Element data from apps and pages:
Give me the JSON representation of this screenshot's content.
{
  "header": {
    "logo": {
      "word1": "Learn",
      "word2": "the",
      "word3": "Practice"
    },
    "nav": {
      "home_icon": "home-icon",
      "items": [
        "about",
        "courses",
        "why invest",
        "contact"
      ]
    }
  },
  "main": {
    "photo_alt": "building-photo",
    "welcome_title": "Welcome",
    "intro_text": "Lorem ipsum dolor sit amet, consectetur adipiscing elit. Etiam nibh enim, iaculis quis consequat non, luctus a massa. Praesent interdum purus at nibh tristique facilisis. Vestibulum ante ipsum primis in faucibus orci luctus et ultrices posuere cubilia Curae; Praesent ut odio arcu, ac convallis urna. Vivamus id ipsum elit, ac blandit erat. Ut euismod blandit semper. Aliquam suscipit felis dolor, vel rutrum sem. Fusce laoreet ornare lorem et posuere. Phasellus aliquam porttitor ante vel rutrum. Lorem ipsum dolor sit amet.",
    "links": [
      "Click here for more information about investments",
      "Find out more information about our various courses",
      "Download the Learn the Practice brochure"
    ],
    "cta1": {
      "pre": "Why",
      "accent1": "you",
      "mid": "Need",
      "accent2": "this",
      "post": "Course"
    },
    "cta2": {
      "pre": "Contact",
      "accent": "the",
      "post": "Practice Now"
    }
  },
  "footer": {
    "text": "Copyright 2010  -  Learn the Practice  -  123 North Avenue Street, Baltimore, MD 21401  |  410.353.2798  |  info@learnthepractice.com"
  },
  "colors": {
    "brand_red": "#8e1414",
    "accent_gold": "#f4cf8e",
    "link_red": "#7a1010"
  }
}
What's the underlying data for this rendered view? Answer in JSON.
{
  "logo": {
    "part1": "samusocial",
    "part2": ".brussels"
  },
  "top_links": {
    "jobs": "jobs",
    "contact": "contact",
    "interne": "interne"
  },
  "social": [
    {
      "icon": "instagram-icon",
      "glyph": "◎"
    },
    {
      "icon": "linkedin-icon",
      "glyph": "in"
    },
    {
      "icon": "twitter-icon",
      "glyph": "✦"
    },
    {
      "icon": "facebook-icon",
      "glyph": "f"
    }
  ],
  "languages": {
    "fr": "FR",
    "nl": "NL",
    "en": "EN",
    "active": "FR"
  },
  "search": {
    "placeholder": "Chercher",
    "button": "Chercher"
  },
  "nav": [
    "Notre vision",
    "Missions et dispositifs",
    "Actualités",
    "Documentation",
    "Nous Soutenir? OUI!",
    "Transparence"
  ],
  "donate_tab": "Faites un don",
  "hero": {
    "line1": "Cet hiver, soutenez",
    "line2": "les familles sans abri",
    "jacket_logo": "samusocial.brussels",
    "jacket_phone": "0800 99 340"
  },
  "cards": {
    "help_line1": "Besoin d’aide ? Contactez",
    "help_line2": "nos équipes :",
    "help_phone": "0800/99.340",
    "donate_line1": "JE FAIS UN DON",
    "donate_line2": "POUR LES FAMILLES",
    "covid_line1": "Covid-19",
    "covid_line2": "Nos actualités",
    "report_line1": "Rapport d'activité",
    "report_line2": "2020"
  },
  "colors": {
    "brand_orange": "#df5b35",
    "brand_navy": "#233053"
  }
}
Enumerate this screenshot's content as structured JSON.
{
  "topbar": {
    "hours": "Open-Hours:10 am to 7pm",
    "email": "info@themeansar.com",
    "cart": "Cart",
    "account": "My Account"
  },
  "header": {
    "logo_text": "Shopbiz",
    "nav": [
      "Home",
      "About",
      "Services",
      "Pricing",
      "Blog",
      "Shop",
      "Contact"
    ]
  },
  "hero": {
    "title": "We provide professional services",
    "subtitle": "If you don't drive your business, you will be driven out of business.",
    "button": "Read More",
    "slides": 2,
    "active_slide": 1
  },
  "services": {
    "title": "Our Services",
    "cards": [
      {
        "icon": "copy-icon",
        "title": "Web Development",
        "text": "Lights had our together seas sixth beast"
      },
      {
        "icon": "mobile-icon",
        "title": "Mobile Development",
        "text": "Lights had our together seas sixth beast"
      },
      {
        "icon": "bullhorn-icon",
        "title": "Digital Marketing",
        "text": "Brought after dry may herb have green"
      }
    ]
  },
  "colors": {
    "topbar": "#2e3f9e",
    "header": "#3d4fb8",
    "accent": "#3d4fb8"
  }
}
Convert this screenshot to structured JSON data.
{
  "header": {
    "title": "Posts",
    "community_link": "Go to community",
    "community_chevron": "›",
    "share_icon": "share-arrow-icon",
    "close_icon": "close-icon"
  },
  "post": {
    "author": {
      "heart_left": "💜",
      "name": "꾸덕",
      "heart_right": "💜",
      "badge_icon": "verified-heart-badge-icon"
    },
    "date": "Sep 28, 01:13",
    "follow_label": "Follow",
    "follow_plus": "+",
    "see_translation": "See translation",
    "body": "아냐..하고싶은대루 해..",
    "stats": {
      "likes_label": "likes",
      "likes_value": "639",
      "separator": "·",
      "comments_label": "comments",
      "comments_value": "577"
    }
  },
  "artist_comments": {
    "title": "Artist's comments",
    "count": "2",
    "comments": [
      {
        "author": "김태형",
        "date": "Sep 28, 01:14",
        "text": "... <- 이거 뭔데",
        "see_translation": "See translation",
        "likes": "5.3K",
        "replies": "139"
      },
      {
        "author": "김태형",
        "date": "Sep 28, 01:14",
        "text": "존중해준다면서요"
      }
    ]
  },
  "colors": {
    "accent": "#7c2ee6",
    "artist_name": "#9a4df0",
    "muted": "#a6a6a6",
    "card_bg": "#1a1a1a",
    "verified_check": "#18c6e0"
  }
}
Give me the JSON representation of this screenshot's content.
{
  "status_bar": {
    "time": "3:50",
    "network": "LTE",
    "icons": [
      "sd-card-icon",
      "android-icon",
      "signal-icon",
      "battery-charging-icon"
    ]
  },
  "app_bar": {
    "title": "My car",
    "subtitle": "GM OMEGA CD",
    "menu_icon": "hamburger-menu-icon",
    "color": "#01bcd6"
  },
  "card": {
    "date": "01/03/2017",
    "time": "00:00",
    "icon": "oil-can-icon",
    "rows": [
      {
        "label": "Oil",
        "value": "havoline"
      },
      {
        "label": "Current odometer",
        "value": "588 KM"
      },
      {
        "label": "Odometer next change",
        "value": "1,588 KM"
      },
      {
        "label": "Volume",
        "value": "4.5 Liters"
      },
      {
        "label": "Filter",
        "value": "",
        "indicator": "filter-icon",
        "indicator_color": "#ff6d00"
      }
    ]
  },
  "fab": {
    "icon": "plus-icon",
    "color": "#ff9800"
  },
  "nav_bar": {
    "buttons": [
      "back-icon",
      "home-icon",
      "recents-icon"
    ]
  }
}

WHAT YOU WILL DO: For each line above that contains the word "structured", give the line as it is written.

TASK OUTPUT:
Enumerate this screenshot's content as structured JSON.
Convert this screenshot to structured JSON data.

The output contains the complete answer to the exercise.